By Ted Burke
We brought the dog home in the trunk.
All the way from school Dad said she was
back there, feet on the same red carpet as mine.
And so Laura Polley's sad little verse "Winter Accident" opens, promisingly, intriguingly, with a couple of declarative sentences that efficiently, even a bit brutishly set in the scene, a dead dog in the trunk, a little girl on a car seat, a father reassuring her in ways none too convincing. Apprehension is the tone here, and the reader is intrigued by the situation; how did this car ride get to be so extraordinarily weird. There's enough here to make you want to read more and find out what this strangeness is all about. James M. Cain couldn't have done better.But the third line blows the game:
The February sun made me feel like a thief.
This wouldn't have been the place to use a simile, and if the use of a simile were imperative, I might not have used to describe the first person narrator but instead some other detail of this world. The intention here is to sort through a sequence of recollections that are fragmented and partial, vivid in fleet imagery, powerful in the emotional sucker punch they provide, elusive to context and details, but Polley gets ahead of herself and turns this poem into murk, almost a wallow.

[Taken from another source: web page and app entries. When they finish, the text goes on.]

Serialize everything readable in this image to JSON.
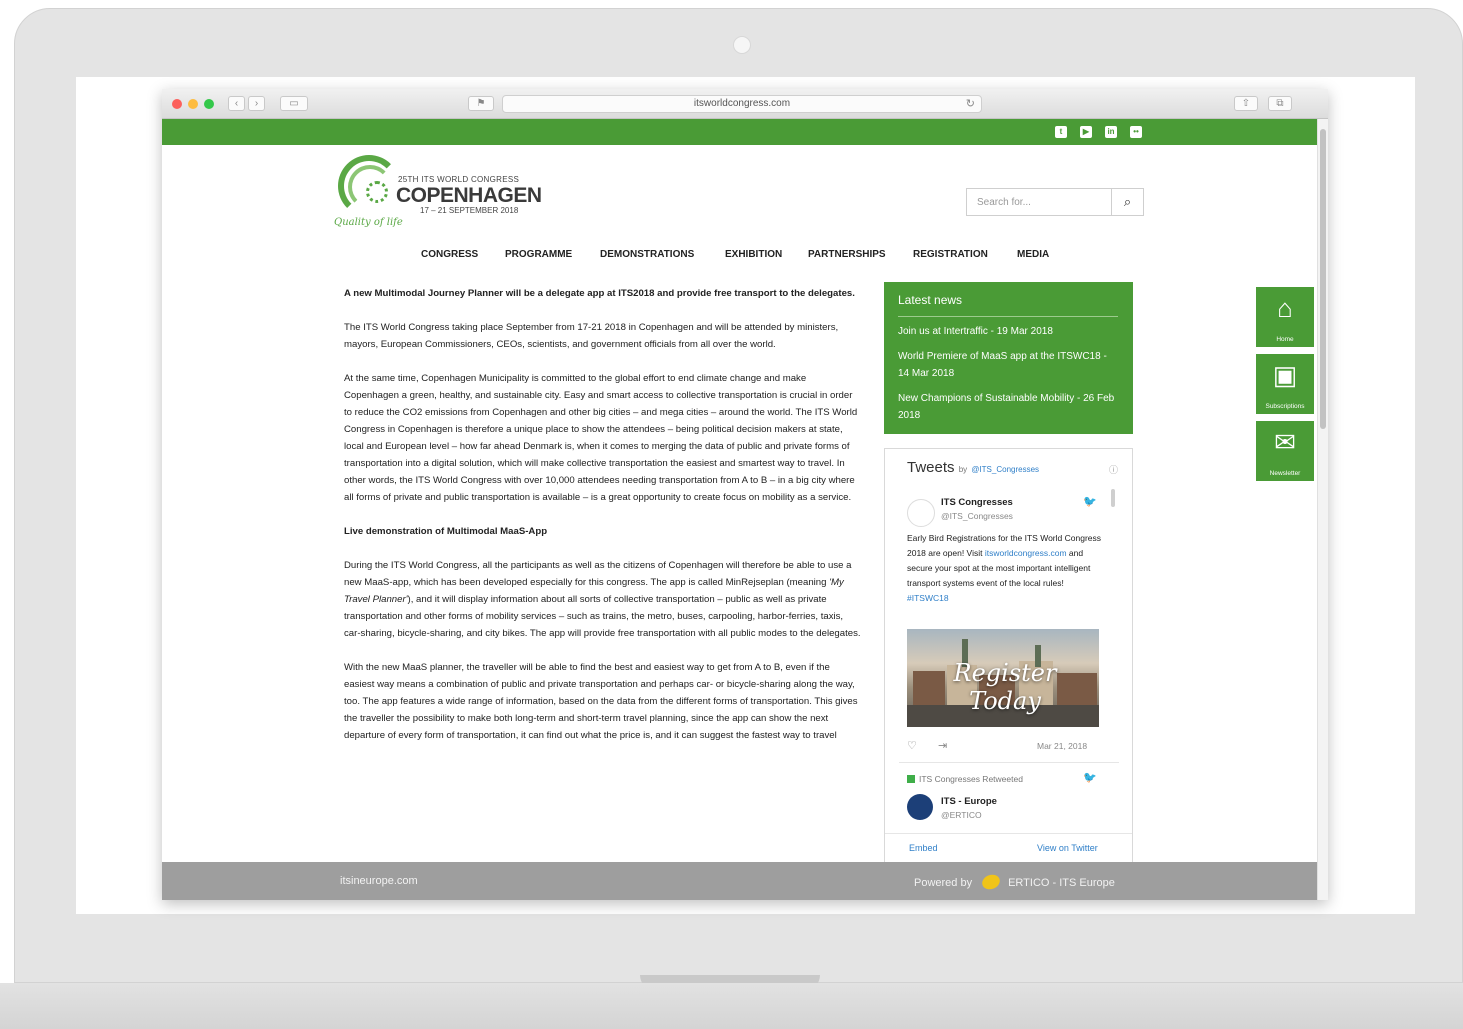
{
  "browser": {
    "url": "itsworldcongress.com",
    "nav_back": "‹",
    "nav_forward": "›"
  },
  "site": {
    "logo": {
      "sup": "25TH ITS WORLD CONGRESS",
      "title": "COPENHAGEN",
      "date": "17 – 21 SEPTEMBER 2018",
      "tagline": "Quality of life"
    },
    "search": {
      "placeholder": "Search for...",
      "icon": "search-icon"
    },
    "social_icons": [
      "twitter-icon",
      "youtube-icon",
      "linkedin-icon",
      "flickr-icon"
    ],
    "nav": [
      "CONGRESS",
      "PROGRAMME",
      "DEMONSTRATIONS",
      "EXHIBITION",
      "PARTNERSHIPS",
      "REGISTRATION",
      "MEDIA"
    ]
  },
  "article": {
    "lead": "A new Multimodal Journey Planner will be a delegate app at ITS2018 and provide free transport to the delegates.",
    "p1": "The ITS World Congress taking place September from 17-21 2018 in Copenhagen and will be attended by ministers, mayors, European Commissioners, CEOs, scientists, and government officials from all over the world.",
    "p2": "At the same time, Copenhagen Municipality is committed to the global effort to end climate change and make Copenhagen a green, healthy, and sustainable city. Easy and smart access to collective transportation is crucial in order to reduce the CO2 emissions from Copenhagen and other big cities – and mega cities – around the world. The ITS World Congress in Copenhagen is therefore a unique place to show the attendees – being political decision makers at state, local and European level – how far ahead Denmark is, when it comes to merging the data of public and private forms of transportation into a digital solution, which will make collective transportation the easiest and smartest way to travel. In other words, the ITS World Congress with over 10,000 attendees needing transportation from A to B – in a big city where all forms of private and public transportation is available – is a great opportunity to create focus on mobility as a service.",
    "subheading": "Live demonstration of Multimodal MaaS-App",
    "p3_a": "During the ITS World Congress, all the participants as well as the citizens of Copenhagen will therefore be able to use a new MaaS-app, which has been developed especially for this congress. The app is called MinRejseplan (meaning ",
    "p3_em": "'My Travel Planner'",
    "p3_b": "), and it will display information about all sorts of collective transportation – public as well as private transportation and other forms of mobility services – such as trains, the metro, buses, carpooling, harbor-ferries, taxis, car-sharing, bicycle-sharing, and city bikes. The app will provide free transportation with all public modes to the delegates.",
    "p4": "With the new MaaS planner, the traveller will be able to find the best and easiest way to get from A to B, even if the easiest way means a combination of public and private transportation and perhaps car- or bicycle-sharing along the way, too. The app features a wide range of information, based on the data from the different forms of transportation. This gives the traveller the possibility to make both long-term and short-term travel planning, since the app can show the next departure of every form of transportation, it can find out what the price is, and it can suggest the fastest way to travel"
  },
  "news": {
    "title": "Latest news",
    "items": [
      "Join us at Intertraffic - 19 Mar 2018",
      "World Premiere of MaaS app at the ITSWC18 - 14 Mar 2018",
      "New Champions of Sustainable Mobility - 26 Feb 2018"
    ]
  },
  "tweets": {
    "title": "Tweets",
    "by": "by",
    "by_handle": "@ITS_Congresses",
    "info": "ⓘ",
    "tweet1": {
      "name": "ITS Congresses",
      "handle": "@ITS_Congresses",
      "text_a": "Early Bird Registrations for the ITS World Congress 2018 are open! Visit ",
      "link": "itsworldcongress.com",
      "text_b": " and secure your spot at the most important intelligent transport systems event of the local rules! ",
      "hashtag": "#ITSWC18",
      "image_text": "Register Today",
      "date": "Mar 21, 2018"
    },
    "retweeted": "ITS Congresses Retweeted",
    "tweet2": {
      "name": "ITS - Europe",
      "handle": "@ERTICO"
    },
    "embed": "Embed",
    "view": "View on Twitter"
  },
  "footer": {
    "left": "itsineurope.com",
    "powered": "Powered by",
    "org": "ERTICO - ITS Europe"
  },
  "side_widgets": [
    {
      "label": "Home",
      "icon": "home-icon"
    },
    {
      "label": "Subscriptions",
      "icon": "calendar-plus-icon"
    },
    {
      "label": "Newsletter",
      "icon": "mail-icon"
    }
  ],
  "colors": {
    "brand_green": "#4a9b36",
    "footer_gray": "#9e9e9e",
    "link_blue": "#2f7fc8"
  }
}
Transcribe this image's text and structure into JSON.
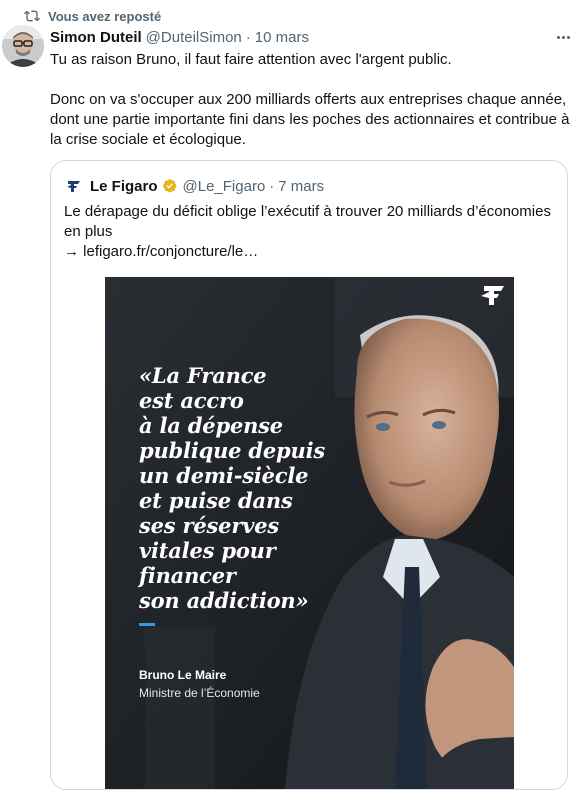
{
  "repost": {
    "label": "Vous avez reposté",
    "icon": "repost-icon"
  },
  "tweet": {
    "author_name": "Simon Duteil",
    "handle": "@DuteilSimon",
    "separator": "·",
    "time": "10 mars",
    "paragraphs": [
      "Tu as raison Bruno,  il faut faire attention avec l'argent public.",
      "Donc on va s'occuper aux 200 milliards offerts aux entreprises chaque année, dont une partie importante fini dans les poches des actionnaires et contribue à la crise sociale et écologique."
    ]
  },
  "quote": {
    "author_name": "Le Figaro",
    "handle": "@Le_Figaro",
    "separator": "·",
    "time": "7 mars",
    "text": "Le dérapage du déficit oblige l’exécutif à trouver 20 milliards d’économies en plus",
    "link": "→ lefigaro.fr/conjoncture/le…",
    "image": {
      "quote_lines": [
        "«La France",
        "est accro",
        "à la dépense",
        "publique depuis",
        "un demi-siècle",
        "et puise dans",
        "ses réserves",
        "vitales pour",
        "financer",
        "son addiction»"
      ],
      "speaker_name": "Bruno Le Maire",
      "speaker_role": "Ministre de l’Économie"
    }
  },
  "colors": {
    "text": "#0f1419",
    "secondary": "#536471",
    "border": "#cfd9de",
    "verified": "#e2b719",
    "image_accent": "#2d9ce0"
  }
}
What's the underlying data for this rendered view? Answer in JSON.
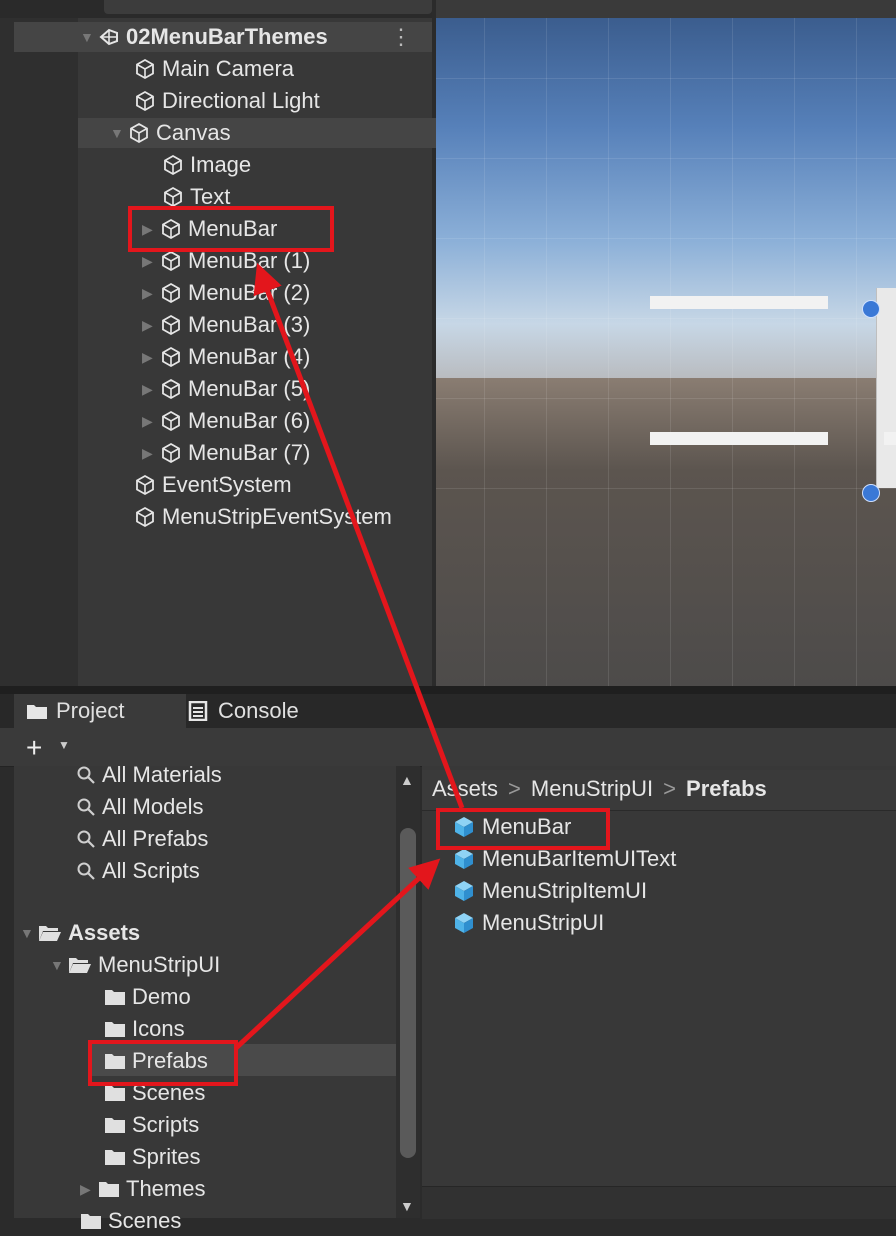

A bit more distance from the narrative line and a smart gathering of images that could furnish a definitive mood of ambivalence --the sense that the young girl doesn't know how to react to a sort of situation she's not yet had to deal with--could be established by implication, not direction. This is where the poem evaporates entirely, becoming an untidy set of bound clippings from some one's streaming introspection. There details, of course, precise bits that convince us that someone once walked through his house, rode in that car, cared for the dead dog
You're not part of this memory. Your figure is missing
from the strange gray half-light of the closed garage
where he tried but couldn't shut her eyes, Siberian blue,
where we stood, two blunderers, not knowing what to do
with the clumps of dead fur coming off in our hands.
But it seems stilted at best; Polley feels the need to prep us for the emotional subtext of her stanzas and neglects to connect the sequence with anchoring tropes that would make the elliptical style a more interesting thing to parse. The central theme is estrangement , I think, and that is not interesting in itself; there is simply not enough here to bother with. The poem, in brief, is a mess; interpreting it what she might have meant while writing it , for me, is tantamount to letting off her obligation as a writer and finishing the poem for her. It's a cheat.